What Drives Interpersonal Communication? Virality, Word-of-Mouth, and the New York Times Most Emailed List
Monday, October 22, 2012
Assistant Professor of Marketing
University of Pennsylvania

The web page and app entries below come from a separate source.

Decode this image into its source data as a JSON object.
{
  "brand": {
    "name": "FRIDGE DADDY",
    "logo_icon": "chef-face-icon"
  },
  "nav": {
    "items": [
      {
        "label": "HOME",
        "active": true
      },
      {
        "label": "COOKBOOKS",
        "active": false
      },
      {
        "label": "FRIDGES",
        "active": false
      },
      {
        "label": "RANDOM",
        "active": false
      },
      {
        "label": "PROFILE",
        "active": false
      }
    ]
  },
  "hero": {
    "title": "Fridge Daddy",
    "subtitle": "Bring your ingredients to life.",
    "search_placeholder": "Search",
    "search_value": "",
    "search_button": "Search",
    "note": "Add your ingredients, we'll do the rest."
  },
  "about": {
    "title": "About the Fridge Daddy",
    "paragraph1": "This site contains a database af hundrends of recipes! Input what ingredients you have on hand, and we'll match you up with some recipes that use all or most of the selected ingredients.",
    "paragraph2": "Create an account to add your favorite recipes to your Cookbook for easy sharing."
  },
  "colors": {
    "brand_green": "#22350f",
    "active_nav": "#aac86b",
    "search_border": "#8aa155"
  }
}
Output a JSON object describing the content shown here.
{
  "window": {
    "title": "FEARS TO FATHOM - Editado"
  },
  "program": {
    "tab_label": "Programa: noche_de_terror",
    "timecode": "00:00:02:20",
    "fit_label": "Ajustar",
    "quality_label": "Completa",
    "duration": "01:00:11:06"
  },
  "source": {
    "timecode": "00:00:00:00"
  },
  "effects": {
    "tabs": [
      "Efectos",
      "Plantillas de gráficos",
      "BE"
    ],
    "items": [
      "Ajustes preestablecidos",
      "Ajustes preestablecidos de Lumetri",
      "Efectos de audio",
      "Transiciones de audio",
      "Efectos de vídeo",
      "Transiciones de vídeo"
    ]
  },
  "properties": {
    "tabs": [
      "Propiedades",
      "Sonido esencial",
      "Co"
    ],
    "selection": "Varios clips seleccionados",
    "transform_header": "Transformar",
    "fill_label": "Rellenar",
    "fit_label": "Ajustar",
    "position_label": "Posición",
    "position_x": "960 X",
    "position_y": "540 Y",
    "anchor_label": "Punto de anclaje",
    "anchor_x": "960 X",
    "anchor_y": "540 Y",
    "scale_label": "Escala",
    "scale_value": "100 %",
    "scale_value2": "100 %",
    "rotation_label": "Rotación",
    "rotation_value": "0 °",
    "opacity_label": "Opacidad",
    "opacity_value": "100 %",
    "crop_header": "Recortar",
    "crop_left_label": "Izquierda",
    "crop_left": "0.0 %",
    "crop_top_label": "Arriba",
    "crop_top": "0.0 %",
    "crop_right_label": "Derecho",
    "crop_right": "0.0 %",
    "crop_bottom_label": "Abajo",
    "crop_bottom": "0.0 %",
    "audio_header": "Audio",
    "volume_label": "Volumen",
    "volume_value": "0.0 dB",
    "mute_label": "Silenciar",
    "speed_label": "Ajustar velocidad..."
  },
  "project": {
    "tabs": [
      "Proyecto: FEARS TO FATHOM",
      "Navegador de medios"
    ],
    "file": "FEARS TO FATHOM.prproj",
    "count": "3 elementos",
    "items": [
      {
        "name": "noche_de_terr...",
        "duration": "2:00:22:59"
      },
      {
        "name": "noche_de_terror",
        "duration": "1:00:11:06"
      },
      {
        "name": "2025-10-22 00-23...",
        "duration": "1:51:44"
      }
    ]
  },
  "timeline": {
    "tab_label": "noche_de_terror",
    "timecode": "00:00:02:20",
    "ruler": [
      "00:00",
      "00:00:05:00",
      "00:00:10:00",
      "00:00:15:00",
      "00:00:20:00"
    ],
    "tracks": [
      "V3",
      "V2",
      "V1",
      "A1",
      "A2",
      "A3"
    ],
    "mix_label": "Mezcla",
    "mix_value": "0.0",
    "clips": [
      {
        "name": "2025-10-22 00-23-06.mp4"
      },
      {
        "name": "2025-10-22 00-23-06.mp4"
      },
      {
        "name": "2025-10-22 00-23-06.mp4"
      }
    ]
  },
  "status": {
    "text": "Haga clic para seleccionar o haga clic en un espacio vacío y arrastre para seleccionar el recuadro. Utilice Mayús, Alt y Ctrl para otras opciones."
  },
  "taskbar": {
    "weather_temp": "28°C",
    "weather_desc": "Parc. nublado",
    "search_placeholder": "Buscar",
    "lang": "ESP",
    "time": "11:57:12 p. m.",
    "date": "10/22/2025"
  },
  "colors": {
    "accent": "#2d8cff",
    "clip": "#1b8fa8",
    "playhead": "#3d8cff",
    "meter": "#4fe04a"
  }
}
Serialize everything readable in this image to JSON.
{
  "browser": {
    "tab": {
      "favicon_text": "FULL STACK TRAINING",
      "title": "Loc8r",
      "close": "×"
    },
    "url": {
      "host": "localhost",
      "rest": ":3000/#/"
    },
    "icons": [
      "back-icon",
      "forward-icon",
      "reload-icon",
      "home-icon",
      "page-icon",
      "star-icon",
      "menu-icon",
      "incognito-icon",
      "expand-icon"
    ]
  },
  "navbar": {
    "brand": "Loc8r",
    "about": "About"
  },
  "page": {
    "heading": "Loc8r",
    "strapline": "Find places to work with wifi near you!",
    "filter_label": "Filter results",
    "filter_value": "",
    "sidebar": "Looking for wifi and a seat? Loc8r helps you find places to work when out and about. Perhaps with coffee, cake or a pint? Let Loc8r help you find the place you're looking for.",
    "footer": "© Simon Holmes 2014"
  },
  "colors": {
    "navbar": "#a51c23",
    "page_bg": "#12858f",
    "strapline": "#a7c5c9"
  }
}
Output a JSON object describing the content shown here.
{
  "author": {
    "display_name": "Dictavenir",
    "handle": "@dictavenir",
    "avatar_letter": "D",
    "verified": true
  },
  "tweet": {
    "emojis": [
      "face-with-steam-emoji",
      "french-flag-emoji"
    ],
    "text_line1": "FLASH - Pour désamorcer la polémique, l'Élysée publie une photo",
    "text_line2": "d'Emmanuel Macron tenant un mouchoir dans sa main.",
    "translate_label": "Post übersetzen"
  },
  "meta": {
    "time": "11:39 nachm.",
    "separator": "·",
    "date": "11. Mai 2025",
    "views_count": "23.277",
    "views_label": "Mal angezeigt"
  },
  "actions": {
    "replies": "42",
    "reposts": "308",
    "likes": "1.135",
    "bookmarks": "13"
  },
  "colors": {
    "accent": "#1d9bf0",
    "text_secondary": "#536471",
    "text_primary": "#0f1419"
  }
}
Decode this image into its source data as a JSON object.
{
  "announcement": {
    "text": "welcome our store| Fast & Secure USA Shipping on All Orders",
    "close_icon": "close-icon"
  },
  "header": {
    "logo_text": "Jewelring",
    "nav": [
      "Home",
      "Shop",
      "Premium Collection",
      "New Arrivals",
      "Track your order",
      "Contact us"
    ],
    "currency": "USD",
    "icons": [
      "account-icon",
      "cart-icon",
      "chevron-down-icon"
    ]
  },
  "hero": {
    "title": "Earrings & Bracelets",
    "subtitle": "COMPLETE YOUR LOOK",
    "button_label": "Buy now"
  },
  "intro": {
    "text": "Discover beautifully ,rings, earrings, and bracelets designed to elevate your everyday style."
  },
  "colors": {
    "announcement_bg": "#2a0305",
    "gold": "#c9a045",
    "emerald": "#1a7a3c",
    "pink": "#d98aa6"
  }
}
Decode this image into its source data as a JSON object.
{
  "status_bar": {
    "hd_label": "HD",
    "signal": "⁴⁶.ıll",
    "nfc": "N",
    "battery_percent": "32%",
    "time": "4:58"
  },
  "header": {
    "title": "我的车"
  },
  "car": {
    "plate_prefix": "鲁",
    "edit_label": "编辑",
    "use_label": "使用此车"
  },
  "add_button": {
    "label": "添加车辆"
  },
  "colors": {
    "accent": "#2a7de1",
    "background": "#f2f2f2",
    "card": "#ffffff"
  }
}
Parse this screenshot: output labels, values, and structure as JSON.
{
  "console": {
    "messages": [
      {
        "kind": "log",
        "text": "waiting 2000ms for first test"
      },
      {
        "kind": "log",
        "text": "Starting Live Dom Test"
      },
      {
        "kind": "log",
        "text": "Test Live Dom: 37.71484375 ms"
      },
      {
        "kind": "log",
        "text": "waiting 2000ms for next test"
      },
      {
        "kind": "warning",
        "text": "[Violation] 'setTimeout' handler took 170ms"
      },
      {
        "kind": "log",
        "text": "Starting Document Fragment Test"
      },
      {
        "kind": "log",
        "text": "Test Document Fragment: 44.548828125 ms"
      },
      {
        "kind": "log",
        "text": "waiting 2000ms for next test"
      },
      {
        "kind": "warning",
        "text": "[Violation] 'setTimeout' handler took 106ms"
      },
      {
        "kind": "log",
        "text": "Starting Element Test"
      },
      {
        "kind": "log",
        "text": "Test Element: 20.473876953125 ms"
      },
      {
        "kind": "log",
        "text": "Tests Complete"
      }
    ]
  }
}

Why are some products talked about more than others? What makes certain online content viral? While people often share opinions and information with others, and such transmission has important consequences for the diffusion of products and ideas, much less is known about why people talk about and share certain things rather than others. In this presentation, I will cover some recent projects examining characteristics of products, brands, and information that are linked to transmission. One uses data on six months of New York Times articles (as well as a number of experiments) to investigate what types of article make the most emailed list. Controlling for where the articles actually appear, we examine how psychological characteristics of content (e.g. how surprising it is or how much emotion it evokes) are linked to virality. Another uses data on over 300 buzz marketing campaigns (as well as a controlled field experiment) to examine characteristics of products and campaigns that generate more word-of-mouth. A third examines differences between online and offline social transmission.